I recall the origins of Club 21. At the time I was at the Hostel. Our boys were getting mugged especially at the side gate which they had to pass by to get to the hostel. At first we thought that the thugs must have come from somewhere, probably Petaling Street. So, with the permission of Dr. Lewis, the V.I. Hostel boys actually roamed the streets of Chinatown in the evenings with the police (in mufti) looking for these people. Then we realized that these crimes were happening within our own grounds and perpetrated by our own VI boys! These were some very stubborn and naughty people who used to wear very tight pants and had long hair and shoes with studs.

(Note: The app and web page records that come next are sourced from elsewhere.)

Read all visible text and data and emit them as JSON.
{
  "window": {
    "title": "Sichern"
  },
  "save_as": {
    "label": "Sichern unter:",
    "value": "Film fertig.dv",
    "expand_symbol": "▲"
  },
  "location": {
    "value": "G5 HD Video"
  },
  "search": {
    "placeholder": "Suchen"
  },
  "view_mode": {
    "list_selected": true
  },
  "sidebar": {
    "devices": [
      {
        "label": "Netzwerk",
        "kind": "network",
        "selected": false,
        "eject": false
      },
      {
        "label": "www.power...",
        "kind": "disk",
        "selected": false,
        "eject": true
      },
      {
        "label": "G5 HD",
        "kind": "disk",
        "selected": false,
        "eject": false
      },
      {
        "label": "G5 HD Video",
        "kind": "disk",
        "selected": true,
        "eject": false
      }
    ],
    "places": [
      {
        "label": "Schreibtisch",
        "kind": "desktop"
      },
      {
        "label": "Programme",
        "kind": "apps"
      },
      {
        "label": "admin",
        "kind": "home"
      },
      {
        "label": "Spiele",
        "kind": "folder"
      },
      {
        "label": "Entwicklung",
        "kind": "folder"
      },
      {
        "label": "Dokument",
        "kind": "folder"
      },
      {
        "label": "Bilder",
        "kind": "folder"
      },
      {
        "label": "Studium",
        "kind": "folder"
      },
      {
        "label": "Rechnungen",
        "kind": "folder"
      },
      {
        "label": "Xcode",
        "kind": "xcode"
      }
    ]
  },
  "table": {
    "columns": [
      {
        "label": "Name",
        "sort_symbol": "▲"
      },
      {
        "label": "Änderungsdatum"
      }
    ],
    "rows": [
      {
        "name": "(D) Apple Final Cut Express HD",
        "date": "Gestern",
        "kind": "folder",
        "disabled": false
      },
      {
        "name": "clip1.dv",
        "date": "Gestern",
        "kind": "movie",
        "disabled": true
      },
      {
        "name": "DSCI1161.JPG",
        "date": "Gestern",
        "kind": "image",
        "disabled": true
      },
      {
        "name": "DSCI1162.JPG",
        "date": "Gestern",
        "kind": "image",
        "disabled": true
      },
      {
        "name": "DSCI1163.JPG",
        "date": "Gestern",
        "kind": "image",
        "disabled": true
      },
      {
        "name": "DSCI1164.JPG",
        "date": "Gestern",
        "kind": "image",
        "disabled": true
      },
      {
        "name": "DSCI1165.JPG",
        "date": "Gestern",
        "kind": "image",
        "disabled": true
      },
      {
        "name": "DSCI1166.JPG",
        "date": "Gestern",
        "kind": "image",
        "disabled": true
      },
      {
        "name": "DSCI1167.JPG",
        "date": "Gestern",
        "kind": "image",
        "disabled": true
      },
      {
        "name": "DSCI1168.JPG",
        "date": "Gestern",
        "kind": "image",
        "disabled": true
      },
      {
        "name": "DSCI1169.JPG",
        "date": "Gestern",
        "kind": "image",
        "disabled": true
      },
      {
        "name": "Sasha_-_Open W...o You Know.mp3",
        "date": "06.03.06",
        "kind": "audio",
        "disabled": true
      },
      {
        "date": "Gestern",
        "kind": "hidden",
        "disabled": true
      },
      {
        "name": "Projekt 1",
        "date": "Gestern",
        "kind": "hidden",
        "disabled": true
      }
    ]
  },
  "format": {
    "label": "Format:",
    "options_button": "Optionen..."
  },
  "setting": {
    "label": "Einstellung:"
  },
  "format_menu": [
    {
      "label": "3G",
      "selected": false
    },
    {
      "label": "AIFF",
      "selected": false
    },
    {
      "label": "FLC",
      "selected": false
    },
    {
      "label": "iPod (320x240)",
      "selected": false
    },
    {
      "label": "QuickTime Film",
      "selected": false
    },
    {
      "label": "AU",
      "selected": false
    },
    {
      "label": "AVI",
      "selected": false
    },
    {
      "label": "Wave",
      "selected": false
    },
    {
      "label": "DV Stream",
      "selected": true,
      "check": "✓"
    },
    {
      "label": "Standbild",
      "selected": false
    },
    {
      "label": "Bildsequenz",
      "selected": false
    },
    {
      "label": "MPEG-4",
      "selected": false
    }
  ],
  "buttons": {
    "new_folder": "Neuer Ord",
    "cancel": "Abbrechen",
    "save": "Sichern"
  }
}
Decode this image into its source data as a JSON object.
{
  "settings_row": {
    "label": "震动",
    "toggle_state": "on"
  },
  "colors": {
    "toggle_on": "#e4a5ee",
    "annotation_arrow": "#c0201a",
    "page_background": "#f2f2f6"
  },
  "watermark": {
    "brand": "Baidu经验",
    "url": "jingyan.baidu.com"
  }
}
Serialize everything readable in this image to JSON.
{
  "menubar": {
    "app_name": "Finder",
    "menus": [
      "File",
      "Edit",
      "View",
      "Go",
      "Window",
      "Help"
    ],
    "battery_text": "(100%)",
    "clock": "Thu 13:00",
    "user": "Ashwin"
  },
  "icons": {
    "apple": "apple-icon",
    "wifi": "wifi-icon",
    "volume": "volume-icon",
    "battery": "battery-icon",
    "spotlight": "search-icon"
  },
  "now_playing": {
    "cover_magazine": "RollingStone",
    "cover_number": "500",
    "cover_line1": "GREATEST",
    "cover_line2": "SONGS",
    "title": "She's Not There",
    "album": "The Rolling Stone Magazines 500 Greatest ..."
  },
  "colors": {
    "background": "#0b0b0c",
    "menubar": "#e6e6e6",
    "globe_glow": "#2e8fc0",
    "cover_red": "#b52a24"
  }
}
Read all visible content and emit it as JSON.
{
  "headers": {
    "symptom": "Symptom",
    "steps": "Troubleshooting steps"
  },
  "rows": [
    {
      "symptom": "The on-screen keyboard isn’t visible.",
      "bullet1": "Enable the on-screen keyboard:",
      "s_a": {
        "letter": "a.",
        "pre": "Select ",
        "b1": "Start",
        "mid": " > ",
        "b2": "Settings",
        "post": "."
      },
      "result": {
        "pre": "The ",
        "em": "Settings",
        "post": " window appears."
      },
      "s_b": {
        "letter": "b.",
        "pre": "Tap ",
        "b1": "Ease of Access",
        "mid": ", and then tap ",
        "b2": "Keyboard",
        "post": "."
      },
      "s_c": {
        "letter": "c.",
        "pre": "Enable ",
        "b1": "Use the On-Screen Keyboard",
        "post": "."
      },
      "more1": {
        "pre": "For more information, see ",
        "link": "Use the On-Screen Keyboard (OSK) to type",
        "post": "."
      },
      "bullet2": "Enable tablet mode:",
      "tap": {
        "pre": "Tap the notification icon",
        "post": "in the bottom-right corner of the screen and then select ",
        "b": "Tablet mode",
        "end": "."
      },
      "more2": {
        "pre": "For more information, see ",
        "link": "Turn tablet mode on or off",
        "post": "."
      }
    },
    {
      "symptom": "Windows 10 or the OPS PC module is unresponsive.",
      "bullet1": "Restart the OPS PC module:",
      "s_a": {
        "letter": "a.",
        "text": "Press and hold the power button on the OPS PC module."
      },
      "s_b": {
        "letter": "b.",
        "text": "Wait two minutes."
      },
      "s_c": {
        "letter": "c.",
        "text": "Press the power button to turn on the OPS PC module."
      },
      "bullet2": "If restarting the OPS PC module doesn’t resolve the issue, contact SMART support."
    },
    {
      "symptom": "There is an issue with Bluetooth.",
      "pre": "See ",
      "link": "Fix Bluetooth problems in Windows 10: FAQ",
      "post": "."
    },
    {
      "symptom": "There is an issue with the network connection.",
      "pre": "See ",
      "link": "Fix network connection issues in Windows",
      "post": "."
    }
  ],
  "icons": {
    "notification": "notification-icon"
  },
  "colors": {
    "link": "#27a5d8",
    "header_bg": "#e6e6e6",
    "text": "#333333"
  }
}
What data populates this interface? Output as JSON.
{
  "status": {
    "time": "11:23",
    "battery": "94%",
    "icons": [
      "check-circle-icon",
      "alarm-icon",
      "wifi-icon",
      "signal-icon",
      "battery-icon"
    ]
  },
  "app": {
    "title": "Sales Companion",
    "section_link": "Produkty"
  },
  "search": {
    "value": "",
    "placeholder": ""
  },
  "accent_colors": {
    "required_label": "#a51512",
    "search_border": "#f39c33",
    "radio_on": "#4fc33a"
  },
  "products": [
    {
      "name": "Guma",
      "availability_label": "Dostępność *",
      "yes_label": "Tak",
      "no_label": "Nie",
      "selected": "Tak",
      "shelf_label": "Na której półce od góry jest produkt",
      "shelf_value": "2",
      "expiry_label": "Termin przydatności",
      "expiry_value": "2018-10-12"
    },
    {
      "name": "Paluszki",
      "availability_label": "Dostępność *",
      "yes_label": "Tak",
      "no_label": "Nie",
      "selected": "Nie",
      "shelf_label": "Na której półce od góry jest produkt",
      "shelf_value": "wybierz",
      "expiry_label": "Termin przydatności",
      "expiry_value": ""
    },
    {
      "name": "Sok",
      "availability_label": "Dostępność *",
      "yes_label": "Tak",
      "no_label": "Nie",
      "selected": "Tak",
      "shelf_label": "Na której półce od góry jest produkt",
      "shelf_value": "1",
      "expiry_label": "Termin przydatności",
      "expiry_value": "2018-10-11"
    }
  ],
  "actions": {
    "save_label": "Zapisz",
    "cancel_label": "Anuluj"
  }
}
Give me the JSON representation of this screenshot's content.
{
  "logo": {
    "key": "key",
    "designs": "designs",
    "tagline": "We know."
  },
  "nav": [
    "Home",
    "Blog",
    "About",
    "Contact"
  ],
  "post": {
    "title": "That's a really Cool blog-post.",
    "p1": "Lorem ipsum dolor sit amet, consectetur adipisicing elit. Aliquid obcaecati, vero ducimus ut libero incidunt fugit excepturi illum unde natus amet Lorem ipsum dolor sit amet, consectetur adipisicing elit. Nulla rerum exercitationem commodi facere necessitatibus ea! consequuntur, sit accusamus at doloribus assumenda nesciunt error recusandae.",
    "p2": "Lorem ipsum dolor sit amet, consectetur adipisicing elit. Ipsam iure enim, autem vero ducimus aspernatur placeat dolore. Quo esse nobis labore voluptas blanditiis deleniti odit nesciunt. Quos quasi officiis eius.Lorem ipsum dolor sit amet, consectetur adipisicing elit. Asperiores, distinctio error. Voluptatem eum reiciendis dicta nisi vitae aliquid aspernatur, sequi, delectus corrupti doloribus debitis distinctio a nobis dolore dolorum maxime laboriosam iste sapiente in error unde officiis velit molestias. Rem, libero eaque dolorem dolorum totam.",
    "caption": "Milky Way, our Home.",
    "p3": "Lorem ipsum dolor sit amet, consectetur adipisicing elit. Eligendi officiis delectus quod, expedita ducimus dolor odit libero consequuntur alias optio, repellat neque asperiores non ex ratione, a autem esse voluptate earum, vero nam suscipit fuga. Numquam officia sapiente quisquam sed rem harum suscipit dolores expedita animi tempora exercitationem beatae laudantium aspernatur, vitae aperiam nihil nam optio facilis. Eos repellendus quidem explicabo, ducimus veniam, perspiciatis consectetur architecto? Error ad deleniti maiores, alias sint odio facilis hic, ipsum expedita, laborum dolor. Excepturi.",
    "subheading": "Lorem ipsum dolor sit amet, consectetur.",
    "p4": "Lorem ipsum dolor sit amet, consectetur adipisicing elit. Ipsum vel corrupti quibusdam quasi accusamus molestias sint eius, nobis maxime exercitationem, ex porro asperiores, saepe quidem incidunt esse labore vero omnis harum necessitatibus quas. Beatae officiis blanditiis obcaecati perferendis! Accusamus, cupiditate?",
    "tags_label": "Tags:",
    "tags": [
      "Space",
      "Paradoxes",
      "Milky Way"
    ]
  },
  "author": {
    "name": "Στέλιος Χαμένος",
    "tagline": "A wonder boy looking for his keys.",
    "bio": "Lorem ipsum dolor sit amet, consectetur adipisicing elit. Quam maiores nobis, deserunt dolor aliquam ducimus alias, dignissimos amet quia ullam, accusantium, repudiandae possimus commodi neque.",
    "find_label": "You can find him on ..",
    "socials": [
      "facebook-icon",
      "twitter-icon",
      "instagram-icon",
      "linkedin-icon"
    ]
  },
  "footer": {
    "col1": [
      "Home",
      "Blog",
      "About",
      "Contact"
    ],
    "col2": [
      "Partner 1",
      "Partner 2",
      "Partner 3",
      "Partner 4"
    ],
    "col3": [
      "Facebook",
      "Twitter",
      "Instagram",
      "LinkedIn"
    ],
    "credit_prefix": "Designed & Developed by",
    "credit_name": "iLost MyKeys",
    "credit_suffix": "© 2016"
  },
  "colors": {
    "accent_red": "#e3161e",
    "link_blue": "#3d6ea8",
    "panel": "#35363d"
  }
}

Those gangsters who were caught were exhibited in the parade ground in full view of the whole school. Each had to hold a filled cup in each outstretched hand, and heaven helped him if he dropped those cups. Dr. Lewis came up with the idea that since we had bad hats in the school we needed to create something counteractive. And as there was Gang 21 for evil, he created a Club 21 for good. Pupils who had meritorious achievements in various activities in the school but did not qualify to be prefects were recruited for Club 21. In addition, certain pupils who had leanings towards gangsterism were neutralized with Club 21 membership instead!

At the end of 1959 after I had finished my HSC exams, I was offered to do a Science degree in Australia under the Colombo Plan. Then when I went for an X-ray as part of my medical check-up they spotted a shadow in my lungs. It turned out that I had contracted TB from the V.I. Hostel cook! I went for an operation at Lady Templer's Hospital and after the operation, my mother said, "You can forget about Australia. You are not going!"

Forfeiting my Australian scholarship, I joined the University of Malaya in 1960. This was the same time Poh Thiam, my future wife, a Singaporean, had thought she wanted to go up to the KL campus to get some experience. Funny, during the first week I was in U.M., she was there, too, except I never got to meet her. After one week she decided that K.L. wasn't for her. Simultaneously, as she returned to Singapore, I decided to join the Law Faculty in Singapore. I thought this was fate!

What did the V.I. teach me? The most important of all is the character building because to be a prefect in the V.I. was something. You needed to be superb in your character and you needed to pay attention to your work. Very often when you come out to working life, society is such that you are often placed in a situation where attempts are made to bribe you, or to get you to do things which something inside you tells you is not right. I have never had problems with sleep in this respect. I've always attributed this to the fact that I play it straight.

The second thing is this - a lesson which is applicable especially in politics - don't worry if you are not at the top. A lot of people lose a lot of sleep if they are not at the top. No matter which position you are in, it is the amount of influence you have that is important.

Back at the Old School (2000)

VI The V.I. Web Page

Created: November 30, 2005.
Last update: November 30, 2005.

Interviewed by: Chung Chee Min